Watching Phoenix Satellite TV, I got to hear the mangled English of John Key, the bouncing jumps of a haka powhiri and the sight of the Chinese Vice-President, Xi Jinping, speaking about New Zealand and China's relationship in Auckland, it is easy to see that NZ as small as it is does register well here. News from home does register here. My students knew that New Zealand drew with Slovakia in the World Cup. Even the sad tale of a slain Chinese high school registered. Though the occasional student couldn't say where the archipelago of NZ is, most know that it is a very beautiful place.
Kiwidom is in fact flowing through my school at present. We may have the only three kiwis in all of the Guangzhou schools in my chain, the latest arrival, a teacher from Christchurch, also continues the tradition of us snaring all the proficient Chinese speaking international teachers. In addition to him, one of our local teachers also went to Victoria University and identifies strongly with New Zealand so we're probably more New Zealand than American.
That being said, I'm leaning myself away from this centre that has been home for the last seven months. I'm a strong candidate for a senior teacher position at another school in the chaim. I've been fortunate to have received a national award to strengthen my bid for the job and it may be up to me not to make a mess of an interview to secure my next position. Going to another centre, as uprooting as it may be, is essential for my growth as a teacher, to see how others operate, and give me the experience to possibly in this time abroad take the reins as a Director of Studies in my own right. Also, my school, though comfortable, is not necessarily the best place to develop. I want some professional pressure to improve myself and the possible position will ensure that is the case. I won't be top dog there, and I'll have a Director of Studies who is legendary for his punctiliousness.
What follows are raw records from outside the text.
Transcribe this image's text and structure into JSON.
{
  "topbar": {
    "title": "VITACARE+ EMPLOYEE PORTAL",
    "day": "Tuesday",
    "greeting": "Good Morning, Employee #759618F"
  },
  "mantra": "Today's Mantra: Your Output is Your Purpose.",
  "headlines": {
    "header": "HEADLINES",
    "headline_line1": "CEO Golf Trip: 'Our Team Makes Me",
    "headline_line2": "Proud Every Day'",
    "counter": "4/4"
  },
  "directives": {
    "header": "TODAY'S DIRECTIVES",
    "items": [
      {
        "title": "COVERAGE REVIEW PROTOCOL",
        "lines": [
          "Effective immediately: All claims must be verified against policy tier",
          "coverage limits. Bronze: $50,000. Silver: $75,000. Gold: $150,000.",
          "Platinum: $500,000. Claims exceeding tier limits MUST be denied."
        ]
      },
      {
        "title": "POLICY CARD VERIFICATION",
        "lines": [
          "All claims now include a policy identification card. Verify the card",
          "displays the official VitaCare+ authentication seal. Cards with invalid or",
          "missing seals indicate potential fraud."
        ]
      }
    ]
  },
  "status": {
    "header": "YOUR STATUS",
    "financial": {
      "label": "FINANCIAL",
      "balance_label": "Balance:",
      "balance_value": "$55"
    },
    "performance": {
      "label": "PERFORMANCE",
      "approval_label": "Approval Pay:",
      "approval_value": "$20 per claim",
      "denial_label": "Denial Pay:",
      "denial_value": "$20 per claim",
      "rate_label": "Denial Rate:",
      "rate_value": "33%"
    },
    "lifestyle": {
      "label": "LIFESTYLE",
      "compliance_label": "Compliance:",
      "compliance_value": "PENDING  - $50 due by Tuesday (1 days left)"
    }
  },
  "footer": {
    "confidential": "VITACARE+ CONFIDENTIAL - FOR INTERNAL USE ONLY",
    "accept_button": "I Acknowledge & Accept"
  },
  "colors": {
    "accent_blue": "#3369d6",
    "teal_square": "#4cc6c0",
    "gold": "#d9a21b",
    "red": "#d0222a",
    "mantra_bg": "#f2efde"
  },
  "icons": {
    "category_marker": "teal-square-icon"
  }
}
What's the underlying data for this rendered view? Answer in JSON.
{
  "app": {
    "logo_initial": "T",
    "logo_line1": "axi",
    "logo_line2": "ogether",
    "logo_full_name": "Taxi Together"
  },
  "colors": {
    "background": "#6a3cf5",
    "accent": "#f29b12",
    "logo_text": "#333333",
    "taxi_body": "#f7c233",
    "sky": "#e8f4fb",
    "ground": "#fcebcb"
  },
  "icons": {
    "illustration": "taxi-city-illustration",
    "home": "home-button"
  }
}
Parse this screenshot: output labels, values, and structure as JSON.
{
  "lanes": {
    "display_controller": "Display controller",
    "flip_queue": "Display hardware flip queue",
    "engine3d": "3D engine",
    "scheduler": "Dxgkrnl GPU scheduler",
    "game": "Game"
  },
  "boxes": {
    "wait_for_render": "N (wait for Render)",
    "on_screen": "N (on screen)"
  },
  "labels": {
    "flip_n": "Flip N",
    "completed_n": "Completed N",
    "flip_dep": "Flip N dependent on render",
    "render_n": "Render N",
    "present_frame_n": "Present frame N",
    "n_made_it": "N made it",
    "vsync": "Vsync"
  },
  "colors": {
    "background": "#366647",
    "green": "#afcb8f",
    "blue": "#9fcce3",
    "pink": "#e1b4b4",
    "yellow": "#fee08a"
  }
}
But it is best not to get wrapped up in work, and with a fortunately timed national holiday I set off to Zhuhai and Macau to let off some steam for three humid days. These are two cities on either side of a historical border. Macau was once a Portuguese colony that was only returned back in 1998; Zhuhai was its "Mainland" neighbour who benefited heavily from its proximity to a formerly western trading port. Unlike Hong Kong which has many million people, Macau barely registers as a city bar its historical significance. It is now famous for casinoes but has more going for it than just that - it is quite a pretty little peninsula. I drank lots of port and ate egg tarts by the half-dozen. One night I had a great dinner almost alone except for my travel companion in a restaurant. The awesome service staff climbed out from behind the bar and bearing guitars gave us a rather impressive exhibition of song and music. Occasionally they fused a Chinese song with latin guitar. They merged their voices in a resonant harmony. They sang from classic to recent, and never seemed to miss a beat for their appreciative yet small audience. Food, or at least the atmosphere in which food came, was the greatest feature. Again I could have a cafe-feel. Again I could appreciate food in a room designed for ambient austerity, not hustle and clatter, where service helps but never crowds and often genuinely smiles: A western service concept.
And the whole time the mercury crawls ever upwards. It is not yet the "hot months"; it is merely rather hot. It was 29 degrees at midnight last night and now at 9:30am it has again crossed that on the way back up, probably to peak at 34 sometime in the afternoon. I may be beginning to be physically affected by the constant swelter - my stomach is not itself and I'm occasionally dehydrated; but overall I no longer feel annoyed by it. Many of the local men seem to have the whole day shirtless. I wish I could. On my trip I saw people in the water at a beach. I wish I could be there too. I can only shut my eyes and imagine being tumbled by a wave of cold salt water at Port Waikato.